More so to the well-known palliative impacts of cannabinoids on some cancer-related conditions, a large body of fingers point at the suggestion that these atoms can reduce tumour development in animal models of cancer. They do so by changing key cell transmissioning pathways in cahoots with the mediation of cancer cell proliferation and survival. More so, cannabinoids induce angiogenesis and reduce metastasis in different tumour types in laboratory animals. In this study, the researchers flirt with the most recent understanding of cannabinoids as antitumour drugs, highlighting on recent findings about their molecular mechanisms of action, including blockade actions and chances for their application in combination therapy. Those findings have already lended a hand to the basis for the growth of larval clinical research that will analyze the security and plausibility clinical benefit of cannabinoids as anticancer drugs.
Therapeutic value of cannabinoids in cancer

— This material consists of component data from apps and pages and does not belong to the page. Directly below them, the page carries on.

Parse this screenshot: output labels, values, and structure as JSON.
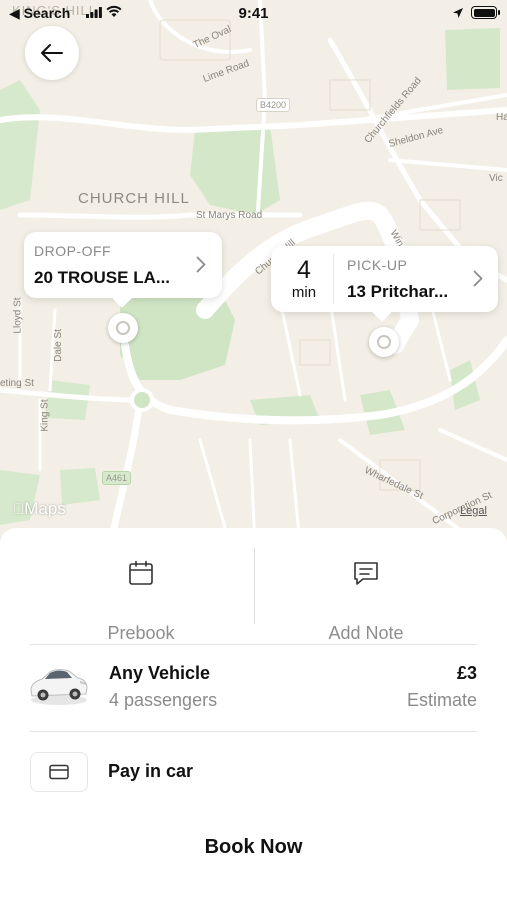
{
  "status_bar": {
    "back_app": "◀ Search",
    "time": "9:41"
  },
  "map": {
    "labels": {
      "kings_hill": "KING'S HILL",
      "the_oval": "The Oval",
      "lime_road": "Lime Road",
      "b4200": "B4200",
      "churchfields": "Churchfields Road",
      "sheldon": "Sheldon Ave",
      "church_hill_area": "CHURCH HILL",
      "st_marys": "St Marys Road",
      "church_hill_road": "Church Hill",
      "win": "Win",
      "vic": "Vic",
      "ha": "Ha",
      "lloyd": "Lloyd St",
      "dale": "Dale St",
      "king_st": "King St",
      "eting_st": "eting St",
      "a461": "A461",
      "wharfedale": "Wharfedale St",
      "corporation": "Corporation St"
    },
    "attribution": "Maps",
    "legal": "Legal"
  },
  "dropoff": {
    "caption": "DROP-OFF",
    "address": "20 TROUSE LA..."
  },
  "pickup": {
    "eta_value": "4",
    "eta_unit": "min",
    "caption": "PICK-UP",
    "address": "13 Pritchar..."
  },
  "options": {
    "prebook": "Prebook",
    "add_note": "Add Note"
  },
  "vehicle": {
    "name": "Any Vehicle",
    "passengers": "4 passengers",
    "price": "£3",
    "price_note": "Estimate"
  },
  "payment": {
    "label": "Pay in car"
  },
  "book_button": "Book Now",
  "colors": {
    "map_background": "#f3efe6",
    "park_green": "#cfe5c4",
    "road": "#ffffff",
    "muted_text": "#8e8e8e"
  }
}
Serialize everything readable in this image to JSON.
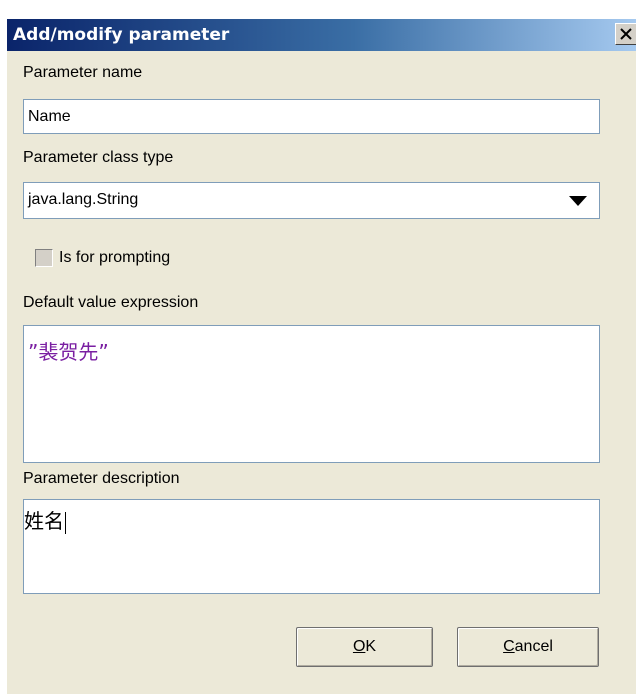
{
  "window": {
    "title": "Add/modify parameter"
  },
  "form": {
    "name_label": "Parameter name",
    "name_value": "Name",
    "class_label": "Parameter class type",
    "class_value": "java.lang.String",
    "prompt_label": "Is for prompting",
    "prompt_checked": false,
    "default_label": "Default value expression",
    "default_value": "”裴贺先”",
    "description_label": "Parameter description",
    "description_value": "姓名"
  },
  "buttons": {
    "ok_mnemonic": "O",
    "ok_rest": "K",
    "cancel_mnemonic": "C",
    "cancel_rest": "ancel"
  },
  "icons": {
    "close": "close-icon",
    "dropdown": "triangle-down-icon"
  },
  "colors": {
    "titlebar_start": "#0a246a",
    "titlebar_end": "#a6caf0",
    "dialog_bg": "#ece9d8",
    "expression_text": "#7a1fa2"
  }
}
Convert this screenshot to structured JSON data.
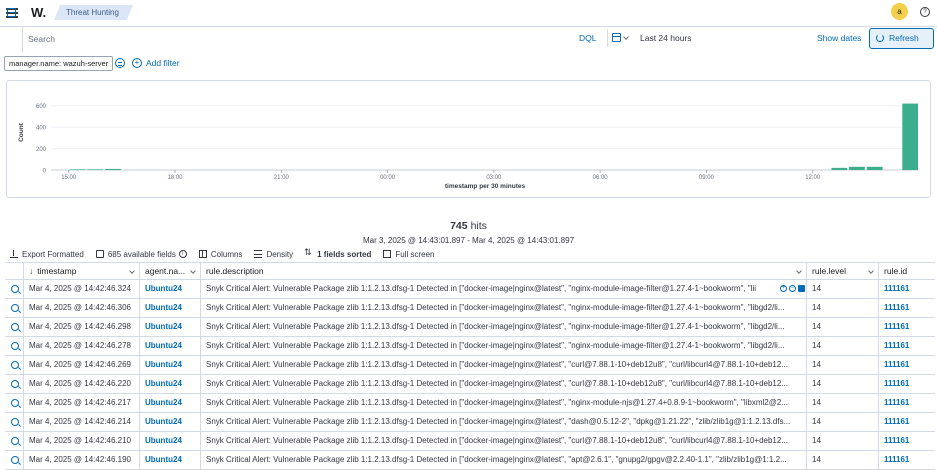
{
  "header": {
    "logo": "W.",
    "breadcrumb": "Threat Hunting",
    "avatar_letter": "a"
  },
  "query": {
    "placeholder": "Search",
    "language": "DQL",
    "time_range": "Last 24 hours",
    "show_dates": "Show dates",
    "refresh": "Refresh"
  },
  "filters": {
    "pills": [
      "manager.name: wazuh-server"
    ],
    "add_filter": "Add filter"
  },
  "chart_data": {
    "type": "bar",
    "xlabel": "timestamp per 30 minutes",
    "ylabel": "Count",
    "ylim": [
      0,
      700
    ],
    "yticks": [
      0,
      200,
      400,
      600
    ],
    "xtick_labels": [
      "15:00",
      "18:00",
      "21:00",
      "00:00",
      "03:00",
      "06:00",
      "09:00",
      "12:00"
    ],
    "bar_color": "#3dae8d",
    "x_start": "14:30",
    "bin_minutes": 30,
    "bins": 49,
    "bars": [
      {
        "bin": 1,
        "value": 6
      },
      {
        "bin": 2,
        "value": 6
      },
      {
        "bin": 3,
        "value": 10
      },
      {
        "bin": 44,
        "value": 20
      },
      {
        "bin": 45,
        "value": 30
      },
      {
        "bin": 46,
        "value": 30
      },
      {
        "bin": 48,
        "value": 620
      }
    ]
  },
  "hits": {
    "count": "745",
    "label": "hits",
    "range": "Mar 3, 2025 @ 14:43:01.897 - Mar 4, 2025 @ 14:43:01.897"
  },
  "toolbar": {
    "export": "Export Formatted",
    "fields": "685 available fields",
    "columns": "Columns",
    "density": "Density",
    "sorted": "1 fields sorted",
    "fullscreen": "Full screen"
  },
  "grid": {
    "columns": {
      "timestamp": "timestamp",
      "agent": "agent.na...",
      "description": "rule.description",
      "level": "rule.level",
      "id": "rule.id"
    },
    "rows": [
      {
        "timestamp": "Mar 4, 2025 @ 14:42:46.324",
        "agent": "Ubuntu24",
        "description": "Snyk Critical Alert: Vulnerable Package zlib 1:1.2.13.dfsg-1 Detected in [\"docker-image|nginx@latest\", \"nginx-module-image-filter@1.27.4-1~bookworm\", \"lii",
        "level": "14",
        "id": "111161"
      },
      {
        "timestamp": "Mar 4, 2025 @ 14:42:46.306",
        "agent": "Ubuntu24",
        "description": "Snyk Critical Alert: Vulnerable Package zlib 1:1.2.13.dfsg-1 Detected in [\"docker-image|nginx@latest\", \"nginx-module-image-filter@1.27.4-1~bookworm\", \"libgd2/li...",
        "level": "14",
        "id": "111161"
      },
      {
        "timestamp": "Mar 4, 2025 @ 14:42:46.298",
        "agent": "Ubuntu24",
        "description": "Snyk Critical Alert: Vulnerable Package zlib 1:1.2.13.dfsg-1 Detected in [\"docker-image|nginx@latest\", \"nginx-module-image-filter@1.27.4-1~bookworm\", \"libgd2/li...",
        "level": "14",
        "id": "111161"
      },
      {
        "timestamp": "Mar 4, 2025 @ 14:42:46.278",
        "agent": "Ubuntu24",
        "description": "Snyk Critical Alert: Vulnerable Package zlib 1:1.2.13.dfsg-1 Detected in [\"docker-image|nginx@latest\", \"nginx-module-image-filter@1.27.4-1~bookworm\", \"libgd2/li...",
        "level": "14",
        "id": "111161"
      },
      {
        "timestamp": "Mar 4, 2025 @ 14:42:46.269",
        "agent": "Ubuntu24",
        "description": "Snyk Critical Alert: Vulnerable Package zlib 1:1.2.13.dfsg-1 Detected in [\"docker-image|nginx@latest\", \"curl@7.88.1-10+deb12u8\", \"curl/libcurl4@7.88.1-10+deb12...",
        "level": "14",
        "id": "111161"
      },
      {
        "timestamp": "Mar 4, 2025 @ 14:42:46.220",
        "agent": "Ubuntu24",
        "description": "Snyk Critical Alert: Vulnerable Package zlib 1:1.2.13.dfsg-1 Detected in [\"docker-image|nginx@latest\", \"curl@7.88.1-10+deb12u8\", \"curl/libcurl4@7.88.1-10+deb12...",
        "level": "14",
        "id": "111161"
      },
      {
        "timestamp": "Mar 4, 2025 @ 14:42:46.217",
        "agent": "Ubuntu24",
        "description": "Snyk Critical Alert: Vulnerable Package zlib 1:1.2.13.dfsg-1 Detected in [\"docker-image|nginx@latest\", \"nginx-module-njs@1.27.4+0.8.9-1~bookworm\", \"libxml2@2...",
        "level": "14",
        "id": "111161"
      },
      {
        "timestamp": "Mar 4, 2025 @ 14:42:46.214",
        "agent": "Ubuntu24",
        "description": "Snyk Critical Alert: Vulnerable Package zlib 1:1.2.13.dfsg-1 Detected in [\"docker-image|nginx@latest\", \"dash@0.5.12-2\", \"dpkg@1.21.22\", \"zlib/zlib1g@1:1.2.13.dfs...",
        "level": "14",
        "id": "111161"
      },
      {
        "timestamp": "Mar 4, 2025 @ 14:42:46.210",
        "agent": "Ubuntu24",
        "description": "Snyk Critical Alert: Vulnerable Package zlib 1:1.2.13.dfsg-1 Detected in [\"docker-image|nginx@latest\", \"curl@7.88.1-10+deb12u8\", \"curl/libcurl4@7.88.1-10+deb12...",
        "level": "14",
        "id": "111161"
      },
      {
        "timestamp": "Mar 4, 2025 @ 14:42:46.190",
        "agent": "Ubuntu24",
        "description": "Snyk Critical Alert: Vulnerable Package zlib 1:1.2.13.dfsg-1 Detected in [\"docker-image|nginx@latest\", \"apt@2.6.1\", \"gnupg2/gpgv@2.2.40-1.1\", \"zlib/zlib1g@1:1.2...",
        "level": "14",
        "id": "111161"
      }
    ]
  }
}
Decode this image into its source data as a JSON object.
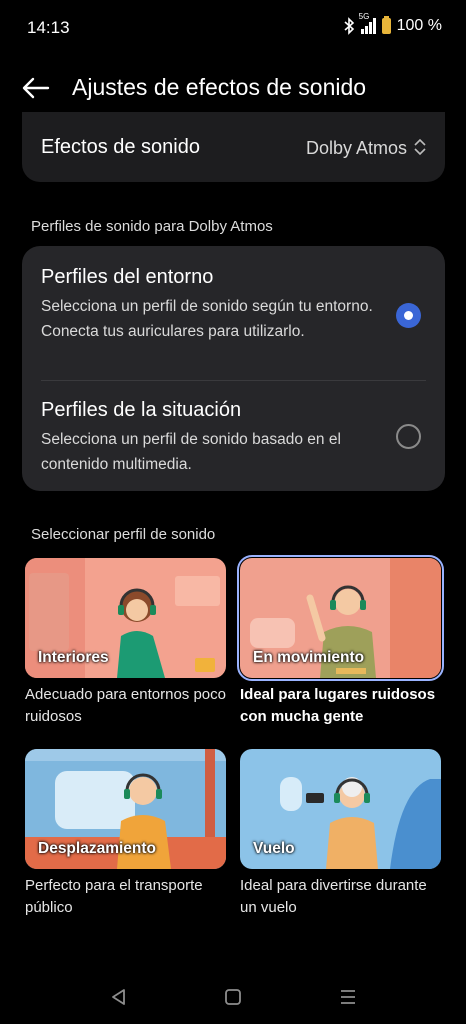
{
  "status": {
    "time": "14:13",
    "network": "5G",
    "battery": "100 %"
  },
  "header": {
    "title": "Ajustes de efectos de sonido",
    "back_icon": "back-arrow-icon"
  },
  "effects": {
    "label": "Efectos de sonido",
    "value": "Dolby Atmos"
  },
  "dolby_section": {
    "label": "Perfiles de sonido para Dolby Atmos",
    "options": [
      {
        "title": "Perfiles del entorno",
        "description": "Selecciona un perfil de sonido según tu entorno. Conecta tus auriculares para utilizarlo.",
        "selected": true
      },
      {
        "title": "Perfiles de la situación",
        "description": "Selecciona un perfil de sonido basado en el contenido multimedia.",
        "selected": false
      }
    ]
  },
  "profile_section": {
    "label": "Seleccionar perfil de sonido",
    "tiles": [
      {
        "name": "Interiores",
        "description": "Adecuado para entornos poco ruidosos",
        "selected": false
      },
      {
        "name": "En movimiento",
        "description": "Ideal para lugares ruidosos con mucha gente",
        "selected": true
      },
      {
        "name": "Desplazamiento",
        "description": "Perfecto para el transporte público",
        "selected": false
      },
      {
        "name": "Vuelo",
        "description": "Ideal para divertirse durante un vuelo",
        "selected": false
      }
    ]
  },
  "colors": {
    "accent": "#3a66d6",
    "card": "#262629",
    "battery": "#e8b53a"
  },
  "nav": {
    "back": "nav-back-icon",
    "home": "nav-home-icon",
    "recents": "nav-recents-icon"
  }
}
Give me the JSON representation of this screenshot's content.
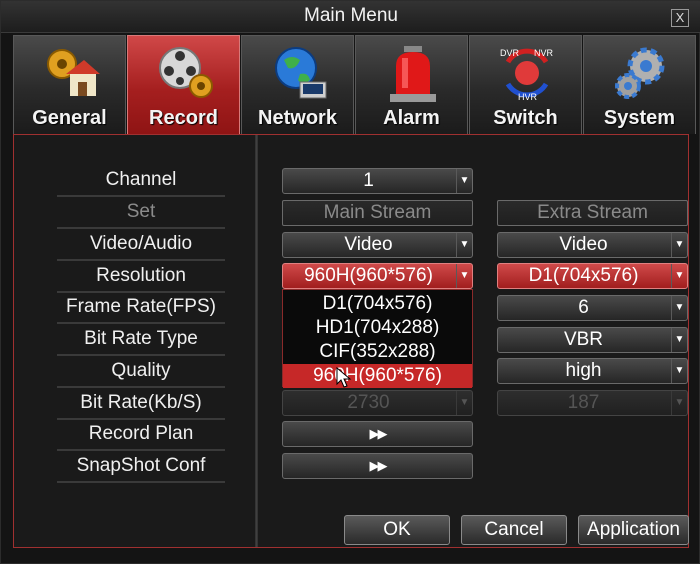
{
  "window": {
    "title": "Main Menu",
    "close_label": "X"
  },
  "tabs": [
    {
      "label": "General",
      "icon": "general-icon",
      "active": false
    },
    {
      "label": "Record",
      "icon": "record-icon",
      "active": true
    },
    {
      "label": "Network",
      "icon": "network-icon",
      "active": false
    },
    {
      "label": "Alarm",
      "icon": "alarm-icon",
      "active": false
    },
    {
      "label": "Switch",
      "icon": "switch-icon",
      "active": false,
      "icon_text": {
        "dvr": "DVR",
        "nvr": "NVR",
        "hvr": "HVR"
      }
    },
    {
      "label": "System",
      "icon": "system-icon",
      "active": false
    }
  ],
  "labels": {
    "channel": "Channel",
    "set": "Set",
    "video_audio": "Video/Audio",
    "resolution": "Resolution",
    "frame_rate": "Frame Rate(FPS)",
    "bit_rate_type": "Bit Rate Type",
    "quality": "Quality",
    "bit_rate": "Bit Rate(Kb/S)",
    "record_plan": "Record Plan",
    "snapshot_conf": "SnapShot Conf"
  },
  "main_stream": {
    "header": "Main Stream",
    "channel": "1",
    "video_audio": "Video",
    "resolution": "960H(960*576)",
    "bit_rate": "2730"
  },
  "extra_stream": {
    "header": "Extra Stream",
    "video_audio": "Video",
    "resolution": "D1(704x576)",
    "frame_rate": "6",
    "bit_rate_type": "VBR",
    "quality": "high",
    "bit_rate": "187"
  },
  "resolution_options": [
    "D1(704x576)",
    "HD1(704x288)",
    "CIF(352x288)",
    "960H(960*576)"
  ],
  "resolution_selected_index": 3,
  "play_label": "▶▶",
  "buttons": {
    "ok": "OK",
    "cancel": "Cancel",
    "apply": "Application"
  },
  "colors": {
    "accent_red": "#c62828",
    "background": "#141414"
  }
}
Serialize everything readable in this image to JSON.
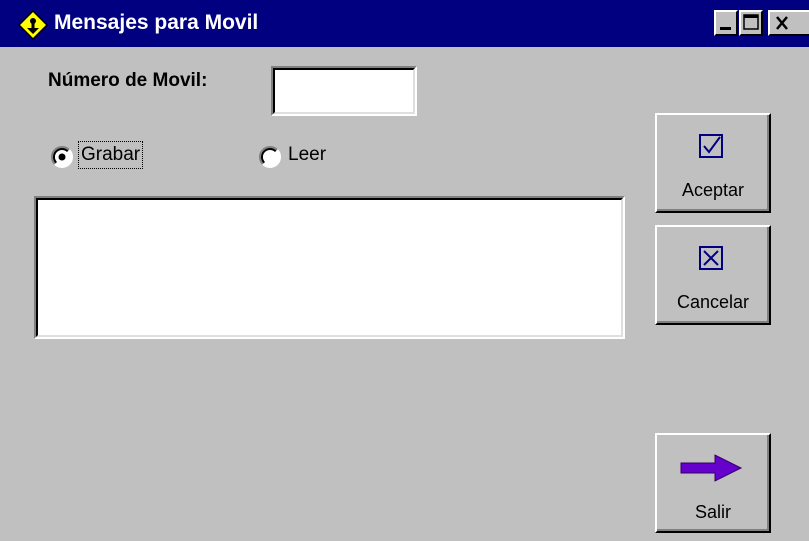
{
  "window": {
    "title": "Mensajes para Movil",
    "controls": [
      "minimize-icon",
      "maximize-icon",
      "close-icon"
    ],
    "icon": "app-diamond-icon"
  },
  "form": {
    "movil_label": "Número de Movil:",
    "movil_value": "",
    "mode_options": [
      {
        "label": "Grabar",
        "selected": true
      },
      {
        "label": "Leer",
        "selected": false
      }
    ],
    "message_value": ""
  },
  "buttons": {
    "aceptar": {
      "label": "Aceptar",
      "icon": "checkbox-checked-icon"
    },
    "cancelar": {
      "label": "Cancelar",
      "icon": "checkbox-x-icon"
    },
    "salir": {
      "label": "Salir",
      "icon": "arrow-right-icon"
    }
  },
  "colors": {
    "titlebar": "#000080",
    "face": "#c0c0c0",
    "arrow": "#6600cc",
    "icon_yellow": "#ffff00"
  }
}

With regard to patient stratification, the specific ones that are possibly responsive to cannabinoid dosing should be unequivocally deemed. To that extent, high-throughput methods should be put in place to discover cannabinoid therapy–related biomarkers in tumour biopsies or, more comfortably, in easily gained fluids baring circulating cancer cells or increased levels of resistance factors that may have been opened by cancer cells. Such biomarkers would conceivably be associated with cannabinoid pharmacodynamics—namely, communication and activity of cannabinoid receptors and their downstream cell-death-inhibiting effectors. The method would be analogous to the biochemical review of estrogen and ErbB2 receptors, which respectively foresee benefit from endocrine treatments and trastuzumab in breast cancer.